In the end Pickard had an early form of plastic surgery when a piece of his rib cartilage was used to rebuild his nose in 1921. It would never look quite right but it was a good deal better than nothing. There were many far worse off than him – and he knew it. William Towers had lost his leg in the war. Most people were sympathetic but there could be rank unpleasantness.
Thousands suffered the phantom pains of missing limbs, the crippling disabilities, the callous jeers from children in the street, the irreparable rending wounds that reduced life to painful torture, wounds that cannot be looked at without a shudder of horror-filled empathy. They inhabited a world of pain and suffering beyond comprehension: a world of tetraplegics, paraplegics, multiple amputations, wrecked lungs, mutilations, emasculation and blindness.

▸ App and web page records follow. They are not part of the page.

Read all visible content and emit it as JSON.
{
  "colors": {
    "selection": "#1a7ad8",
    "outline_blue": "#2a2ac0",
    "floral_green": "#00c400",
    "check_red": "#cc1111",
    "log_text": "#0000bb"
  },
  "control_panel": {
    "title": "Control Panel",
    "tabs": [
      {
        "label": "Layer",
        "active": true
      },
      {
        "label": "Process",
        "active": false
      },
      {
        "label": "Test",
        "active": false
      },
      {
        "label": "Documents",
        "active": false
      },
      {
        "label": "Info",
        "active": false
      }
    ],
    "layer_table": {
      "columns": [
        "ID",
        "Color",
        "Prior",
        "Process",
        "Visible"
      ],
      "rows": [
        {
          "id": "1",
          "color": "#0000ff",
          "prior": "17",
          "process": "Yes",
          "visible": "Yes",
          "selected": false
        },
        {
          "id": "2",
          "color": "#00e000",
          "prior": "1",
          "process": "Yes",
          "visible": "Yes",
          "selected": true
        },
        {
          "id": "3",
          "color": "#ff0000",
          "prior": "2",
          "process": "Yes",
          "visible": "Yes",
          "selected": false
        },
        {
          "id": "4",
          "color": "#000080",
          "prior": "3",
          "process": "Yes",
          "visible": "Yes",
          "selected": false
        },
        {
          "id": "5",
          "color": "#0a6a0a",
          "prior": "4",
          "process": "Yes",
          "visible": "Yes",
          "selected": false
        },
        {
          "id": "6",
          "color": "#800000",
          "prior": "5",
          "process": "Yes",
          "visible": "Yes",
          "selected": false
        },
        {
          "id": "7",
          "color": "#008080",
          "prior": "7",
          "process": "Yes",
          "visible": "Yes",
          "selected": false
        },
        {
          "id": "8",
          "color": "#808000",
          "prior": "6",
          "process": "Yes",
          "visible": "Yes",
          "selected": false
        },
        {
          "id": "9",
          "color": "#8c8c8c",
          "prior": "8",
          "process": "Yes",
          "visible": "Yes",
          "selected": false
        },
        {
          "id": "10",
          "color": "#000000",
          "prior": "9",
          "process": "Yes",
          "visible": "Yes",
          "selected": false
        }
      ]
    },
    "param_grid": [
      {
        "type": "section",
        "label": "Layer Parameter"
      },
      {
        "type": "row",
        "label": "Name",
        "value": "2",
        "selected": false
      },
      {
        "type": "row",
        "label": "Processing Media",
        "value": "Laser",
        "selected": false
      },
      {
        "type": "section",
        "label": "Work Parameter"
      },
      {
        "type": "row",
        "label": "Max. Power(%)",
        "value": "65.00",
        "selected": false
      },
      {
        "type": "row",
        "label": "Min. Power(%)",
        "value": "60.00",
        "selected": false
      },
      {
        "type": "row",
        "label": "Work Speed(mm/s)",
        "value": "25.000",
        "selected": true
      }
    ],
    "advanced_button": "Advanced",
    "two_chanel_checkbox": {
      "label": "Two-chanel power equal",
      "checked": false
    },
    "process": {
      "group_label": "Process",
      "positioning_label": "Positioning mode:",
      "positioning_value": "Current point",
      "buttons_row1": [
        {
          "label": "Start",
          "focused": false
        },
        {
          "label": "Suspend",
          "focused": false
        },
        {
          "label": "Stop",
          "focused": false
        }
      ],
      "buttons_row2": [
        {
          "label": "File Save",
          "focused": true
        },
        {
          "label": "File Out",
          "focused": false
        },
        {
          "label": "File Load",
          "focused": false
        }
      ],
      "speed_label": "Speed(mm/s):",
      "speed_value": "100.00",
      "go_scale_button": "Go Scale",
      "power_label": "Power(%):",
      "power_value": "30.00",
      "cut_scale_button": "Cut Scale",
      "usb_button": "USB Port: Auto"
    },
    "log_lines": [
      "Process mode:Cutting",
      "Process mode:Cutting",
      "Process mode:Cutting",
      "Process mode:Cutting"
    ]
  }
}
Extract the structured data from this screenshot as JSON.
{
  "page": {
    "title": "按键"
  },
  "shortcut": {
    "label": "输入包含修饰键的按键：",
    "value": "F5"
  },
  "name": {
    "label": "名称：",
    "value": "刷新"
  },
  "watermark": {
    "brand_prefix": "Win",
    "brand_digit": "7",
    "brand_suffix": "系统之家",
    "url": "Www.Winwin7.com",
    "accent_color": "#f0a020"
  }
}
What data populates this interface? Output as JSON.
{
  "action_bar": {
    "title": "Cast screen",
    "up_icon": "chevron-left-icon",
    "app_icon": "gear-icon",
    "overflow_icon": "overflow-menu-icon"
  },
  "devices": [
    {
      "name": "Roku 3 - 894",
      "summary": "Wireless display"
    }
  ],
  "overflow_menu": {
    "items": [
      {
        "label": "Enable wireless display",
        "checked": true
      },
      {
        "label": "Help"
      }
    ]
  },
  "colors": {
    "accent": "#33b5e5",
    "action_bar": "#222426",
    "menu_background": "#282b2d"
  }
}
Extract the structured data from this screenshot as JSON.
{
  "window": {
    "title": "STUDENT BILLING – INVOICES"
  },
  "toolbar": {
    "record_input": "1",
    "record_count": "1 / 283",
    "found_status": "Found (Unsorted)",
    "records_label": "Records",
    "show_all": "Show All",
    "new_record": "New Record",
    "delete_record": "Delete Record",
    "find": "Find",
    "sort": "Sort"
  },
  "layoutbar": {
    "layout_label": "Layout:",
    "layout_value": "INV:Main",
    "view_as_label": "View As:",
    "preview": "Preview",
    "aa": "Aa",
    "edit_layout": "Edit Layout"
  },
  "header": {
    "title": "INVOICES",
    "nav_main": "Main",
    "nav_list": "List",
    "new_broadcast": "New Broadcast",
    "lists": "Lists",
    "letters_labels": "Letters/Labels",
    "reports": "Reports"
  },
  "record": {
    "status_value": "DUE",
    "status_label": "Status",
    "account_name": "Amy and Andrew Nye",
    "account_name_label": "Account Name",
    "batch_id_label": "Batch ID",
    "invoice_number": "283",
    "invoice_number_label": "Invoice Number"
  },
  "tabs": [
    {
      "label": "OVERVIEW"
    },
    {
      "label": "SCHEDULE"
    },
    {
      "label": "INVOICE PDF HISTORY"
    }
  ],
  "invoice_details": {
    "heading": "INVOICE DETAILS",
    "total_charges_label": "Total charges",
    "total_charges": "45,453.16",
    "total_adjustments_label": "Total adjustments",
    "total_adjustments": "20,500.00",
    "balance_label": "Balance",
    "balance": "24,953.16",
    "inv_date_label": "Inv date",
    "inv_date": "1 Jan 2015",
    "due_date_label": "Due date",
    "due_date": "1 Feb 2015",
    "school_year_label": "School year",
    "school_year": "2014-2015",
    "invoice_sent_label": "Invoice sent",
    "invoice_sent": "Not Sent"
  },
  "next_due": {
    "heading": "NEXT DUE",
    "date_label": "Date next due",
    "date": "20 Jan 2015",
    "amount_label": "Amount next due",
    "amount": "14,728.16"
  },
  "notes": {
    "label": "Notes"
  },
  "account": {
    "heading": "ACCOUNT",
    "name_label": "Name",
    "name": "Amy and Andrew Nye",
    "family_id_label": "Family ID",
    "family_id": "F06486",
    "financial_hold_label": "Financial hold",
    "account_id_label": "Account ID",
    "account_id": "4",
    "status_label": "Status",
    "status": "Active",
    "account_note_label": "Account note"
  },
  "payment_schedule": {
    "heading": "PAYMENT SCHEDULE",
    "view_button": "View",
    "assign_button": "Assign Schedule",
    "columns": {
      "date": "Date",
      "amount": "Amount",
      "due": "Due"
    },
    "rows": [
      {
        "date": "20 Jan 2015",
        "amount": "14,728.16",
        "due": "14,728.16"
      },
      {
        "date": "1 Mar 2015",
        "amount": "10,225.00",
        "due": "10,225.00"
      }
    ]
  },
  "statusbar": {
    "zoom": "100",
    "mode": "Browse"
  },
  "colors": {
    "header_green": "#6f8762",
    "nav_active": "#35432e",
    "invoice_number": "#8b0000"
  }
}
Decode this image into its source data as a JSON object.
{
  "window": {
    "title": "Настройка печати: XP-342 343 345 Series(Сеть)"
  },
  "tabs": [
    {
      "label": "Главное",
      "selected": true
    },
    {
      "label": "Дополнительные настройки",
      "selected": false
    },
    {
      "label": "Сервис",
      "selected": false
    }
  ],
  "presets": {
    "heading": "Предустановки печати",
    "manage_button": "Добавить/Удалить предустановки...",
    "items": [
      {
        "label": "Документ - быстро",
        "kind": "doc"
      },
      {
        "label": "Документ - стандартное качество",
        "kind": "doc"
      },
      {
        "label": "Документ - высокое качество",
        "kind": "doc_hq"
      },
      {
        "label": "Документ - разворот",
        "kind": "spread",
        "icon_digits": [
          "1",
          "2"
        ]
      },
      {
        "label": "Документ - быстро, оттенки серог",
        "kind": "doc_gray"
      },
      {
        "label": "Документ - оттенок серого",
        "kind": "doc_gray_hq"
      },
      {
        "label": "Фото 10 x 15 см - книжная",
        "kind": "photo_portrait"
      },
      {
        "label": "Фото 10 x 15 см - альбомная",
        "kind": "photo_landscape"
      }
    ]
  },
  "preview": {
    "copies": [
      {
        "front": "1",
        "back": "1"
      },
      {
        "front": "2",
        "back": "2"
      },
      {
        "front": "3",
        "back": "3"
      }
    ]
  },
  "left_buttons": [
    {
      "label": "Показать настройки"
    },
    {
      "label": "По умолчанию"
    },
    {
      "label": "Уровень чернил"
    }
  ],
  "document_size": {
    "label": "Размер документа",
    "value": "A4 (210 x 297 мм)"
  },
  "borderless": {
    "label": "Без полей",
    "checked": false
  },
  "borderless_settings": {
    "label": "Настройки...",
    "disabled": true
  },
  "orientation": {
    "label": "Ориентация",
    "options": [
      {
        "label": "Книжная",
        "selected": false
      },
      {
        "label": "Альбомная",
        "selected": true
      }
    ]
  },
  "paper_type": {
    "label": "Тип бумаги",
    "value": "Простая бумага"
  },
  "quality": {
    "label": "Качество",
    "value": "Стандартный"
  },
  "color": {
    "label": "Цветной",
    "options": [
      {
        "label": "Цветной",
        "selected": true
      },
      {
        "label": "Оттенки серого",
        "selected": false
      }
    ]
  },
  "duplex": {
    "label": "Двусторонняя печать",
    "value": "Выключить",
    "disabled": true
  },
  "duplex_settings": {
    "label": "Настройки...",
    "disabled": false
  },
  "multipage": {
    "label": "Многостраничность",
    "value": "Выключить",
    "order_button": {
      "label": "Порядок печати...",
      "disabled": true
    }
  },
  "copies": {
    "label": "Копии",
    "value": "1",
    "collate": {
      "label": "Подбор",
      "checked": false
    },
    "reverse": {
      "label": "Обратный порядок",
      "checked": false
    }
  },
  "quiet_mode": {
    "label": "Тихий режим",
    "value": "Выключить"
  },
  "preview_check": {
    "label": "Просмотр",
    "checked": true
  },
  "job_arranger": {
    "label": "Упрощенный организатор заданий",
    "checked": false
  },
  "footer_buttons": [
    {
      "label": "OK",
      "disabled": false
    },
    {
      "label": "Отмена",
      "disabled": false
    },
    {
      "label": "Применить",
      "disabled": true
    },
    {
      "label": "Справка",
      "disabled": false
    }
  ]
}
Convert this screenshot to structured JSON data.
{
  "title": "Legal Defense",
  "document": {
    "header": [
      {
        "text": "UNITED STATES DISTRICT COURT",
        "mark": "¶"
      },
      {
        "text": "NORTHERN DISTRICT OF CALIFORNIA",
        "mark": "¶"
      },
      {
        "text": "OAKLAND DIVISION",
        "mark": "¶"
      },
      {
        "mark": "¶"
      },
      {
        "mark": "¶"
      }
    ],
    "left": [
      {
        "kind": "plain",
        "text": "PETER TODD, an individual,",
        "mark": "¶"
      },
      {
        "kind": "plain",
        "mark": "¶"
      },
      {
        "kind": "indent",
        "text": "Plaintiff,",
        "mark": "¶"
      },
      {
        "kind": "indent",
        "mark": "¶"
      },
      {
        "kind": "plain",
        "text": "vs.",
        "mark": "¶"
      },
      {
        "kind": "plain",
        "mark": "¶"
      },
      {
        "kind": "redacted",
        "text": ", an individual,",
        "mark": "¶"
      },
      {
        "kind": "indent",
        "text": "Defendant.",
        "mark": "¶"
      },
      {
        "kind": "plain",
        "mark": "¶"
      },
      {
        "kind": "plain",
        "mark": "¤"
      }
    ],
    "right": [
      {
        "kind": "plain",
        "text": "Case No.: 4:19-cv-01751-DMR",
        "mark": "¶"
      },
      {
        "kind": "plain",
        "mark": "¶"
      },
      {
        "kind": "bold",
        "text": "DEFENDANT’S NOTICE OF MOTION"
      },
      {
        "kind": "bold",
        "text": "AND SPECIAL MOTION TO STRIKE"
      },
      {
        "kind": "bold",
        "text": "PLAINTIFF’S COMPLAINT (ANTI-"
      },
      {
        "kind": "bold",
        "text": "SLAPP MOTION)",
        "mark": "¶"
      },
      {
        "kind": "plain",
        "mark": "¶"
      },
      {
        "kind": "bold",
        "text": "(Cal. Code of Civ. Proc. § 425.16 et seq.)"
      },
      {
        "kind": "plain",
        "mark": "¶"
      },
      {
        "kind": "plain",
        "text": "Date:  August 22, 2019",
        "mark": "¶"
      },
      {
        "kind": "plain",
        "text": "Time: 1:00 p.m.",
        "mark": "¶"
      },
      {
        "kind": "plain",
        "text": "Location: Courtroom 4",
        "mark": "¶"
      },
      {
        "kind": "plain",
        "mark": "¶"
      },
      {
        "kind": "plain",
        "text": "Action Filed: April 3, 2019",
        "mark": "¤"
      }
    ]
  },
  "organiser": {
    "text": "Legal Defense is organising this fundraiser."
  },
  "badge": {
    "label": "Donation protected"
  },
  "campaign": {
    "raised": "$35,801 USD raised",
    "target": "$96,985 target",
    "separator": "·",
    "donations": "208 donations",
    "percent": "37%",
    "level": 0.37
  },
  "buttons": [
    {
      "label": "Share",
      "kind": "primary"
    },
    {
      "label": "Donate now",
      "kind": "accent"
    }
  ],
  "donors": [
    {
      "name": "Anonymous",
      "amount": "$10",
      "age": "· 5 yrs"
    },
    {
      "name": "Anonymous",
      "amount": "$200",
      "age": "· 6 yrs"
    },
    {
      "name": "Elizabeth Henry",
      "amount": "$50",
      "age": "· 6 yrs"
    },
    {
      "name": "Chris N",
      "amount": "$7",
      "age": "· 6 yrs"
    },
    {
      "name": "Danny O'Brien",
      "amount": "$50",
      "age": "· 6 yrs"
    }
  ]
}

Perhaps in truth there could be no happy-ever-after for those returning from the Great War: no land fit for heroes. Not for the British people at any rate. The world economy had been severely over-strained and Great Britain found itself chained to an enormous national debt. A worldwide depression left economies teetering on the brink of utter collapse. Once again it was ordinary individuals that suffered most in wave after wave of wage cuts, temporary lay-offs and redundancies.
Politics took a messianic turn with ‘strong’ leaders promising an end to all problems. Bubbling away in the background was the prospect of renewed conflict. The Great War was never really a war to end war – that was just a catchy slogan.
But in reality it was just another war. Bigger than any that had preceded it, perhaps: but in essence no different. Just 20 years later the Great War became the First World War with the onset of the Second World War.
Peter Hart is the oral historian at the Imperial War Museum’s Sound Archive. He is author of 1918: A Very British Victory (Phoenix, September 2009).
This article was first published in the November 2009 issue of BBC History Magazine